Our laboratory, led by Stefan Knapp as PI, focuses on the development of selective kinase inhibitors and epigenetic modulators. In recent years, we have expanded our activities in the field of degrader development. Overall, we provide well-characterised chemical tools for chemical biology, from the famous BET inhibitor JQ1 to assay systems for in-depth compound characterisation, mainly in the field of cancer research and therapy.


If you were a famous scientist, who would you be?
Edwin Hubble, exploring the depths of the universe and having a space telescope with your name on it seems pretty cool.

Tell us something about your scientific background :
I studied biosciences in Frankfurt and did my Master's degree in molecular biotechnology.
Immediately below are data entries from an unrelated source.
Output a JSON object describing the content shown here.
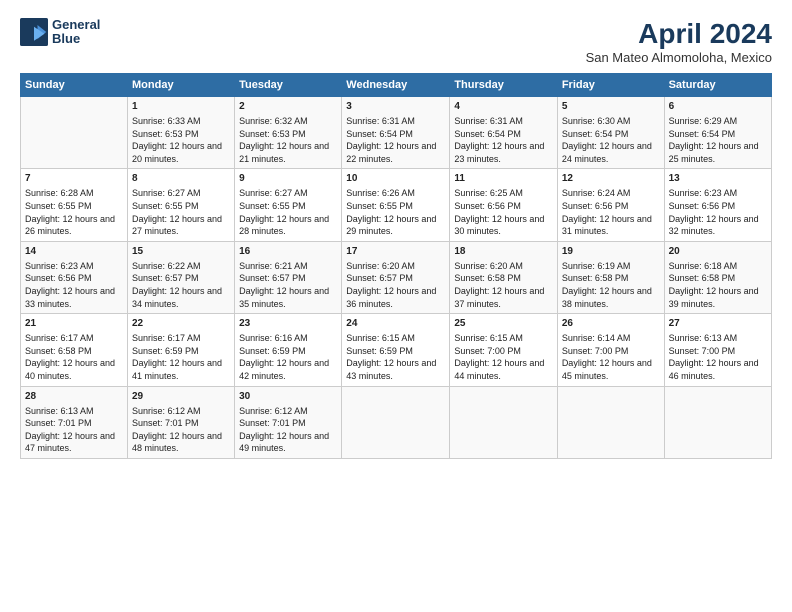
{
  "logo": {
    "line1": "General",
    "line2": "Blue"
  },
  "title": "April 2024",
  "subtitle": "San Mateo Almomoloha, Mexico",
  "days_header": [
    "Sunday",
    "Monday",
    "Tuesday",
    "Wednesday",
    "Thursday",
    "Friday",
    "Saturday"
  ],
  "weeks": [
    [
      {
        "day": "",
        "sunrise": "",
        "sunset": "",
        "daylight": ""
      },
      {
        "day": "1",
        "sunrise": "Sunrise: 6:33 AM",
        "sunset": "Sunset: 6:53 PM",
        "daylight": "Daylight: 12 hours and 20 minutes."
      },
      {
        "day": "2",
        "sunrise": "Sunrise: 6:32 AM",
        "sunset": "Sunset: 6:53 PM",
        "daylight": "Daylight: 12 hours and 21 minutes."
      },
      {
        "day": "3",
        "sunrise": "Sunrise: 6:31 AM",
        "sunset": "Sunset: 6:54 PM",
        "daylight": "Daylight: 12 hours and 22 minutes."
      },
      {
        "day": "4",
        "sunrise": "Sunrise: 6:31 AM",
        "sunset": "Sunset: 6:54 PM",
        "daylight": "Daylight: 12 hours and 23 minutes."
      },
      {
        "day": "5",
        "sunrise": "Sunrise: 6:30 AM",
        "sunset": "Sunset: 6:54 PM",
        "daylight": "Daylight: 12 hours and 24 minutes."
      },
      {
        "day": "6",
        "sunrise": "Sunrise: 6:29 AM",
        "sunset": "Sunset: 6:54 PM",
        "daylight": "Daylight: 12 hours and 25 minutes."
      }
    ],
    [
      {
        "day": "7",
        "sunrise": "Sunrise: 6:28 AM",
        "sunset": "Sunset: 6:55 PM",
        "daylight": "Daylight: 12 hours and 26 minutes."
      },
      {
        "day": "8",
        "sunrise": "Sunrise: 6:27 AM",
        "sunset": "Sunset: 6:55 PM",
        "daylight": "Daylight: 12 hours and 27 minutes."
      },
      {
        "day": "9",
        "sunrise": "Sunrise: 6:27 AM",
        "sunset": "Sunset: 6:55 PM",
        "daylight": "Daylight: 12 hours and 28 minutes."
      },
      {
        "day": "10",
        "sunrise": "Sunrise: 6:26 AM",
        "sunset": "Sunset: 6:55 PM",
        "daylight": "Daylight: 12 hours and 29 minutes."
      },
      {
        "day": "11",
        "sunrise": "Sunrise: 6:25 AM",
        "sunset": "Sunset: 6:56 PM",
        "daylight": "Daylight: 12 hours and 30 minutes."
      },
      {
        "day": "12",
        "sunrise": "Sunrise: 6:24 AM",
        "sunset": "Sunset: 6:56 PM",
        "daylight": "Daylight: 12 hours and 31 minutes."
      },
      {
        "day": "13",
        "sunrise": "Sunrise: 6:23 AM",
        "sunset": "Sunset: 6:56 PM",
        "daylight": "Daylight: 12 hours and 32 minutes."
      }
    ],
    [
      {
        "day": "14",
        "sunrise": "Sunrise: 6:23 AM",
        "sunset": "Sunset: 6:56 PM",
        "daylight": "Daylight: 12 hours and 33 minutes."
      },
      {
        "day": "15",
        "sunrise": "Sunrise: 6:22 AM",
        "sunset": "Sunset: 6:57 PM",
        "daylight": "Daylight: 12 hours and 34 minutes."
      },
      {
        "day": "16",
        "sunrise": "Sunrise: 6:21 AM",
        "sunset": "Sunset: 6:57 PM",
        "daylight": "Daylight: 12 hours and 35 minutes."
      },
      {
        "day": "17",
        "sunrise": "Sunrise: 6:20 AM",
        "sunset": "Sunset: 6:57 PM",
        "daylight": "Daylight: 12 hours and 36 minutes."
      },
      {
        "day": "18",
        "sunrise": "Sunrise: 6:20 AM",
        "sunset": "Sunset: 6:58 PM",
        "daylight": "Daylight: 12 hours and 37 minutes."
      },
      {
        "day": "19",
        "sunrise": "Sunrise: 6:19 AM",
        "sunset": "Sunset: 6:58 PM",
        "daylight": "Daylight: 12 hours and 38 minutes."
      },
      {
        "day": "20",
        "sunrise": "Sunrise: 6:18 AM",
        "sunset": "Sunset: 6:58 PM",
        "daylight": "Daylight: 12 hours and 39 minutes."
      }
    ],
    [
      {
        "day": "21",
        "sunrise": "Sunrise: 6:17 AM",
        "sunset": "Sunset: 6:58 PM",
        "daylight": "Daylight: 12 hours and 40 minutes."
      },
      {
        "day": "22",
        "sunrise": "Sunrise: 6:17 AM",
        "sunset": "Sunset: 6:59 PM",
        "daylight": "Daylight: 12 hours and 41 minutes."
      },
      {
        "day": "23",
        "sunrise": "Sunrise: 6:16 AM",
        "sunset": "Sunset: 6:59 PM",
        "daylight": "Daylight: 12 hours and 42 minutes."
      },
      {
        "day": "24",
        "sunrise": "Sunrise: 6:15 AM",
        "sunset": "Sunset: 6:59 PM",
        "daylight": "Daylight: 12 hours and 43 minutes."
      },
      {
        "day": "25",
        "sunrise": "Sunrise: 6:15 AM",
        "sunset": "Sunset: 7:00 PM",
        "daylight": "Daylight: 12 hours and 44 minutes."
      },
      {
        "day": "26",
        "sunrise": "Sunrise: 6:14 AM",
        "sunset": "Sunset: 7:00 PM",
        "daylight": "Daylight: 12 hours and 45 minutes."
      },
      {
        "day": "27",
        "sunrise": "Sunrise: 6:13 AM",
        "sunset": "Sunset: 7:00 PM",
        "daylight": "Daylight: 12 hours and 46 minutes."
      }
    ],
    [
      {
        "day": "28",
        "sunrise": "Sunrise: 6:13 AM",
        "sunset": "Sunset: 7:01 PM",
        "daylight": "Daylight: 12 hours and 47 minutes."
      },
      {
        "day": "29",
        "sunrise": "Sunrise: 6:12 AM",
        "sunset": "Sunset: 7:01 PM",
        "daylight": "Daylight: 12 hours and 48 minutes."
      },
      {
        "day": "30",
        "sunrise": "Sunrise: 6:12 AM",
        "sunset": "Sunset: 7:01 PM",
        "daylight": "Daylight: 12 hours and 49 minutes."
      },
      {
        "day": "",
        "sunrise": "",
        "sunset": "",
        "daylight": ""
      },
      {
        "day": "",
        "sunrise": "",
        "sunset": "",
        "daylight": ""
      },
      {
        "day": "",
        "sunrise": "",
        "sunset": "",
        "daylight": ""
      },
      {
        "day": "",
        "sunrise": "",
        "sunset": "",
        "daylight": ""
      }
    ]
  ]
}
For my master's thesis, I joined Tobias Erb's group at the Max Planck Institute in Marburg to work in the field of synthetic biology and metabolic engineering. For my PhD, I switched to drug development and joined Stefan Knapp's group to work on small molecule protein degraders, an emerging technology that is currently entering the clinic. As many mechanisms and aspects are still unknown, my current focus is on unravelling the parameters of this technology, where I mainly build my assays from the NanoLuc/HaloTag toolbox. Recently, I have assembled a pipeline to unravel the mechanism of action of small molecule degraders targeting WDR5, a promising target for lymphoma treatment.

Can you describe yourself in 3 adjectives?
curious, inventive, ambitious

What are your other interests outside of science?
Outside the lab, I enjoy spending time with friends, playing the piano and restoring classic cars to get them back on the road.